Gov. Pat Quinn cast his gubernatorial Republican opponent Bruce Rauner as unpatriotic Tuesday after a recent disclosure that the wealthy venture capitalist has channeled at least part of his fortune to the Cayman Islands. 

“Bruce Rauner is not running for governor of the Cayman Islands. He’s running for governor of Illinois, and the people of Illinois are entitled to the facts,” Quinn said at a news conference Tuesday afternoon. “It’s known for secrecy. It’s known for being a tax haven for those who want to avoid taxes.”

On Sunday, the Sun-Times reported that at least five investments by Rauner or his firm were held in a country that has no income tax and a financial system cloaked in secrecy. The Rauner campaign has insisted Rauner met his legal tax obligations. Rauner has yet to release his 2013 taxes, but promises to do so by Oct. 15.  

“These billionaires and these runaway corporations, they are not patriotic in my opinion,” Quinn said. “They should invest in America and not get into tax-avoidance plans.” 

Rauner’s camp hit back.

“I don’t know who Quinn is talking about, but it isn’t Bruce,” said Rauner spokesman Mike Schrimpf. “Bruce and Diana haven’t used overseas accounts to reduce their taxes and they donated tens of thousands to military and veterans charities  — just recently, Bruce attended an honor flight. If Pat Quinn wants to throw around words like unpatriotic, he should think about all the veterans who still can’t find a job because of his failed policies of high taxes and high unemployment. On a day when America suffered a brutal attack in Afghanistan, Pat Quinn should be ashamed of himself.”
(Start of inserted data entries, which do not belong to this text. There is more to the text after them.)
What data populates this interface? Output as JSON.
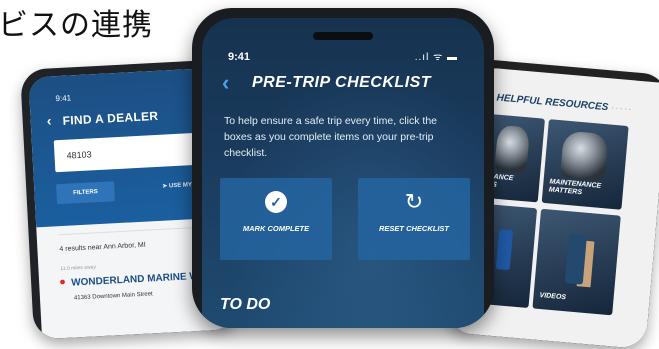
{
  "heading": "ビスの連携",
  "left_phone": {
    "time": "9:41",
    "back_icon": "‹",
    "title": "FIND A DEALER",
    "zip_value": "48103",
    "filters_label": "FILTERS",
    "use_my_location_label": "USE MY",
    "results_text": "4 results near Ann Arbor, MI",
    "distance_text": "11.0 miles away",
    "dealer_name": "WONDERLAND MARINE W",
    "dealer_address": "41363 Downtown Main Street"
  },
  "center_phone": {
    "time": "9:41",
    "status_icons": "..ıl ᯤ ▬",
    "title": "PRE-TRIP CHECKLIST",
    "intro": "To help ensure a safe trip every time, click the boxes as you complete items on your pre-trip checklist.",
    "mark_complete_label": "MARK COMPLETE",
    "reset_checklist_label": "RESET CHECKLIST",
    "todo_label": "TO DO"
  },
  "right_phone": {
    "title": "HELPFUL RESOURCES",
    "tiles": [
      {
        "caption": "MANCE\nNS"
      },
      {
        "caption": "MAINTENANCE\nMATTERS"
      },
      {
        "caption": ""
      },
      {
        "caption": "VIDEOS"
      }
    ]
  },
  "colors": {
    "brand_blue": "#1c4f83",
    "accent_blue": "#48a3e8",
    "pin_red": "#d42d2d"
  }
}
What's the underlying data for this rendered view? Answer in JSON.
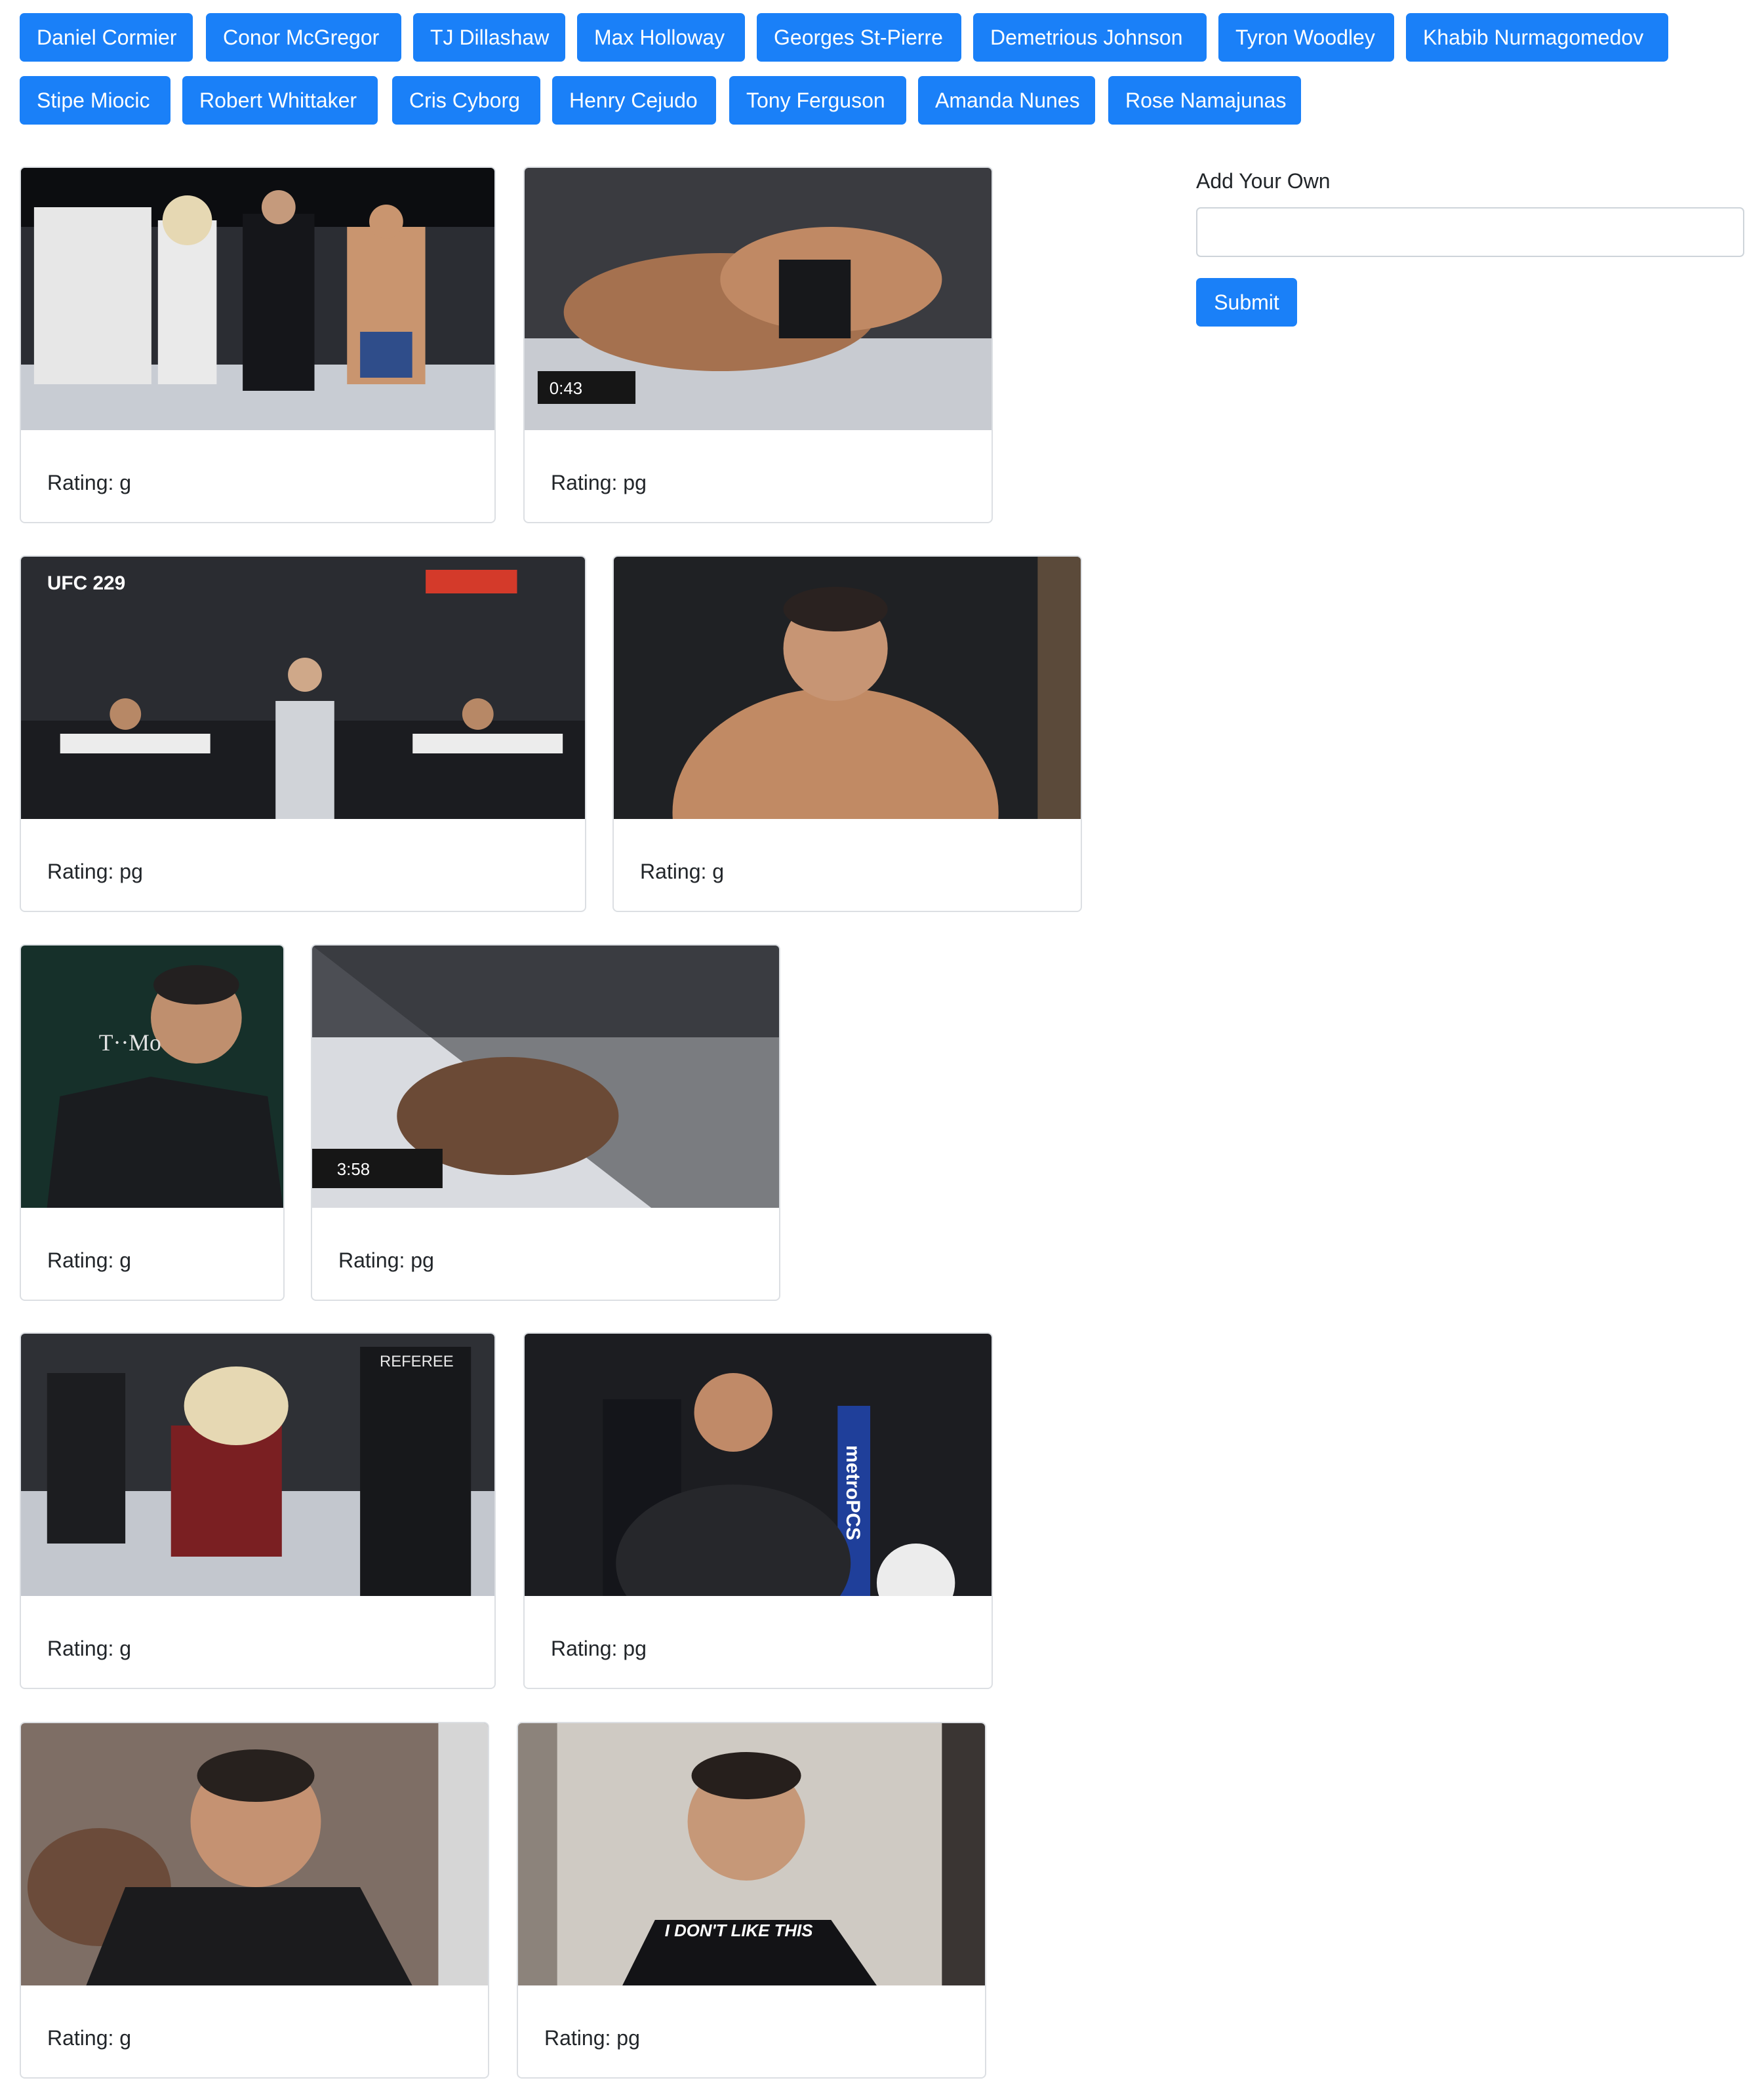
{
  "topics": [
    "Daniel Cormier",
    "Conor McGregor",
    "TJ Dillashaw",
    "Max Holloway",
    "Georges St-Pierre",
    "Demetrious Johnson",
    "Tyron Woodley",
    "Khabib Nurmagomedov",
    "Stipe Miocic",
    "Robert Whittaker",
    "Cris Cyborg",
    "Henry Cejudo",
    "Tony Ferguson",
    "Amanda Nunes",
    "Rose Namajunas"
  ],
  "form": {
    "label": "Add Your Own",
    "input_value": "",
    "submit_label": "Submit"
  },
  "gifs": [
    {
      "rating": "Rating: g",
      "overlay": ""
    },
    {
      "rating": "Rating: pg",
      "overlay": "0:43"
    },
    {
      "rating": "Rating: pg",
      "overlay": "UFC 229"
    },
    {
      "rating": "Rating: g",
      "overlay": ""
    },
    {
      "rating": "Rating: g",
      "overlay": "T··Mo"
    },
    {
      "rating": "Rating: pg",
      "overlay": "3:58"
    },
    {
      "rating": "Rating: g",
      "overlay": "REFEREE"
    },
    {
      "rating": "Rating: pg",
      "overlay": "metroPCS"
    },
    {
      "rating": "Rating: g",
      "overlay": ""
    },
    {
      "rating": "Rating: pg",
      "overlay": "I DON'T LIKE THIS"
    }
  ],
  "colors": {
    "primary": "#1a80f8",
    "border": "#dcdfe3",
    "text": "#212529"
  }
}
However, Quinn faced his own questions at a Tuesday news event where he announced the expansion of health care company Valence, which is tapping state tax incentives as part of a program in which it promises to add 500 jobs and spend millions to grow in Illinois. Quinn was asked about recent reports that federal money intended for hurricane victims ended up going into a controversial anti-violence program.  

U.S. Sen. Mark Kirk, R-Ill., asked for an investigation last week. Kirk sent a letter to the U.S. Department of Housing and Urban Development asking to probe how Hurricane Ike money was spent in Illinois. Quinn said parts of Cook County were hit by heavy rains and flooding.

“It had the approval of Housing and Urban Development to do microloans to the areas that were affected,” in Cook County, Quinn said. 

In a reference to a group under scrutiny, Chicago Community Ventures, Quinn said when issues were raised it was removed from the program. He added that another group has successfully carried out a similar mission, giving out 400 micro-loans to areas affected. 

Also Tuesday, the Rauner camp and a pro-Quinn PAC released new TV attack ads in the race as Rauner took a break from the stump in Illinois. Rauner is spending part of the week at his 6,000-square-foot, $2.2 million Montana ranch that sits atop in hundreds of acres. While in Montana, Rauner will attend a fund-raiser at a nearby ranch; tickets for that event cost $500 to $5,000 per person.  

The event host, Gwen Wagner, said she’s supported the Rauner family’s involvement in the community as well as Rauner’s recent bid to buy up thousands of acres of land in Montana. 

“They been supportive of the community from 4H … to firefighters,” Wagner said in a phone interview. “It’s just a wonderful support network that they’ve done. They’re good people, good family people. That’s why I’m supporting them.” 

Rauner’s campaign said the candidate heads to Montana every August with his family.